▸ Task item:
Pull each line containing "this" from the data.

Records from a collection
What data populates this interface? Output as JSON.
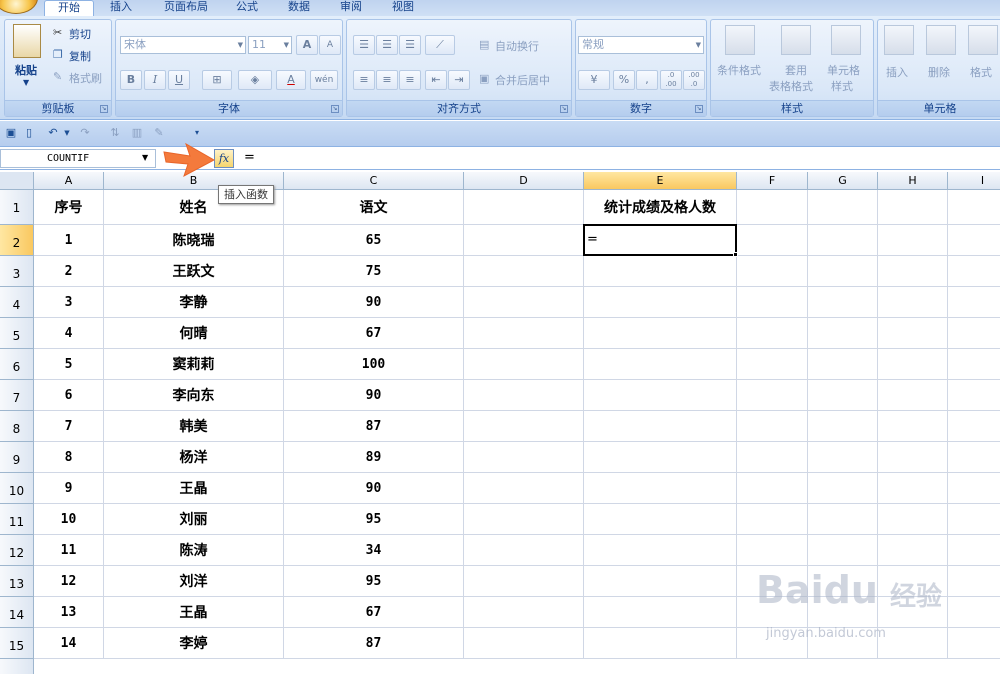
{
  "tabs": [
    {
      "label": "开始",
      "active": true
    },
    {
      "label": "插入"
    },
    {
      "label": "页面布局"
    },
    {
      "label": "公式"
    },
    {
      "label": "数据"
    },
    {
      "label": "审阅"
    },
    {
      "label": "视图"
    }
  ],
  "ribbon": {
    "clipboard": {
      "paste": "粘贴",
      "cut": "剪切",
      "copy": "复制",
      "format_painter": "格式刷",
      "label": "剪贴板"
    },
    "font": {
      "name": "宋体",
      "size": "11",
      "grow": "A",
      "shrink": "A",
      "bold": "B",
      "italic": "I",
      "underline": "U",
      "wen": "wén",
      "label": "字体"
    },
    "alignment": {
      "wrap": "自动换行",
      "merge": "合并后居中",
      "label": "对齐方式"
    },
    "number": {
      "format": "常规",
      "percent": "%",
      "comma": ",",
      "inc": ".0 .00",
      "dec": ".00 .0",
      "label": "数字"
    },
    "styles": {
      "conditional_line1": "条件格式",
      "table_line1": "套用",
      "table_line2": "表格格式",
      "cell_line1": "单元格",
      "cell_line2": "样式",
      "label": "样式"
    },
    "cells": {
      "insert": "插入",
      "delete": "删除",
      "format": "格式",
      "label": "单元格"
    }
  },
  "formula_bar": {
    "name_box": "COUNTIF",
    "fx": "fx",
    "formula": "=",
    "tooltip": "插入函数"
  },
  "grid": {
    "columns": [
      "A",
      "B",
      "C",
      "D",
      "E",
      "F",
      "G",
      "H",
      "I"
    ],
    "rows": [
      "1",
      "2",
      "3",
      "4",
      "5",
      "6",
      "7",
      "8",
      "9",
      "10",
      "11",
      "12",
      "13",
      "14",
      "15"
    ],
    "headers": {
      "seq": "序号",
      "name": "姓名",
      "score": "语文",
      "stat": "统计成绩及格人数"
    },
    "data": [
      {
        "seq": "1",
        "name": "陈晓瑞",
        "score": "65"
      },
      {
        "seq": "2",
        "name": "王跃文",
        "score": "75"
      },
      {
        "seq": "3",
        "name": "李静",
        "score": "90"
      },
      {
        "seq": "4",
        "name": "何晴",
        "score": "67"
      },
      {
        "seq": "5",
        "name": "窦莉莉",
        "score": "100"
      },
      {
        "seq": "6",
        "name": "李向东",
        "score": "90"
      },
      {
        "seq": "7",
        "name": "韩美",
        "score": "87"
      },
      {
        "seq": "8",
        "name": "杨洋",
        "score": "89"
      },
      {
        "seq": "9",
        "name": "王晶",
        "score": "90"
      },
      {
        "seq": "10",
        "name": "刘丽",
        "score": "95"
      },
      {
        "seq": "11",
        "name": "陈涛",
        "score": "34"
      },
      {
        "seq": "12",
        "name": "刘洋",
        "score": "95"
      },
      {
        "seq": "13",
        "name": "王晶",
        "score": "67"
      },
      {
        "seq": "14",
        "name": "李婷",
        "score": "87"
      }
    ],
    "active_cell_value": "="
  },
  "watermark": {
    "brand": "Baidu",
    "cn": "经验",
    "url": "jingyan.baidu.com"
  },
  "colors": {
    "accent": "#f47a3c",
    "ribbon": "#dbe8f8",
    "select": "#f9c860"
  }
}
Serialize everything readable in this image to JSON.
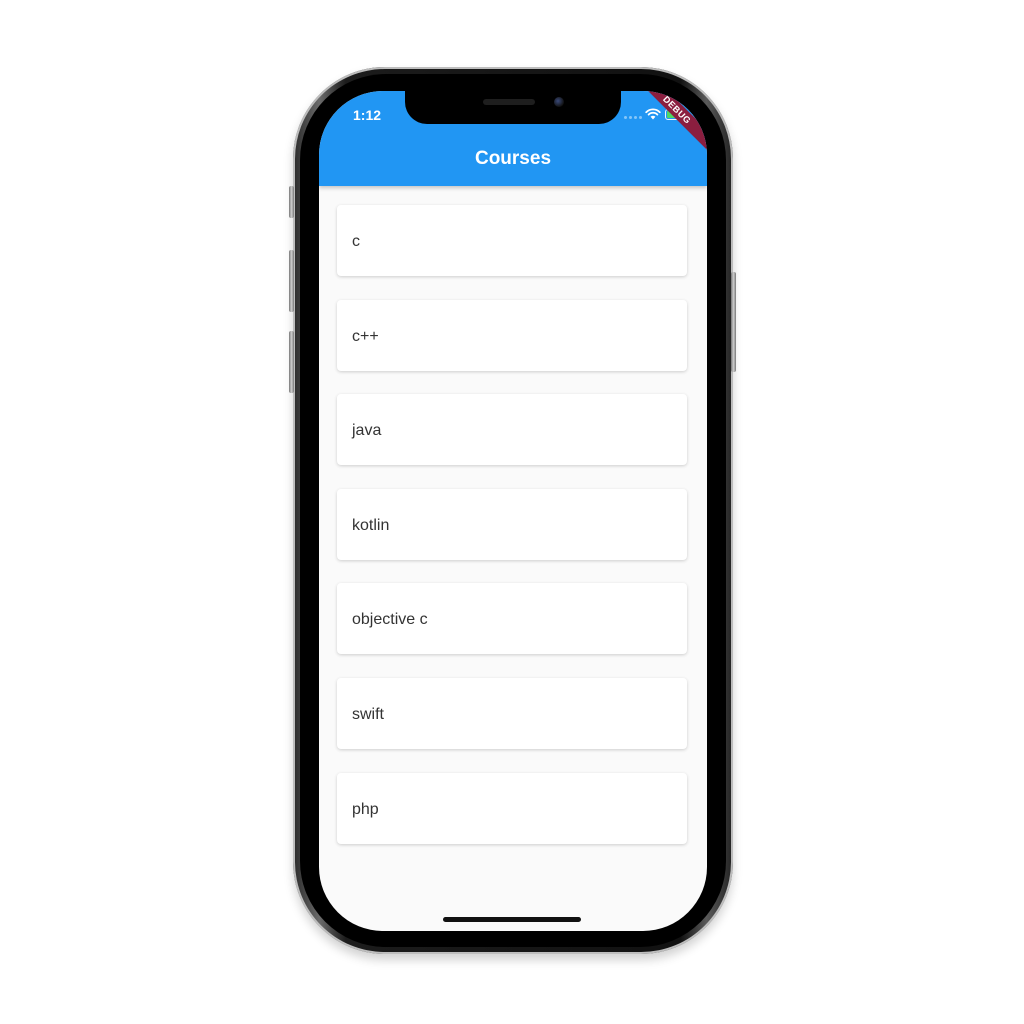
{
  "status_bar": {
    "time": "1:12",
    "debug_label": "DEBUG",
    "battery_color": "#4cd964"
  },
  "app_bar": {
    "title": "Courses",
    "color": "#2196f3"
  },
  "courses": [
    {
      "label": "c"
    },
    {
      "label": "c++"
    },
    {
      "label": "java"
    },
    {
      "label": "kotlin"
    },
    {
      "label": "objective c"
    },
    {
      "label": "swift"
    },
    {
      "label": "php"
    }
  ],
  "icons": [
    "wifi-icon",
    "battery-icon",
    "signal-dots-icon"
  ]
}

▸ Worked solution:
What data populates this interface? Output as JSON.
Serialize everything readable in this image to JSON.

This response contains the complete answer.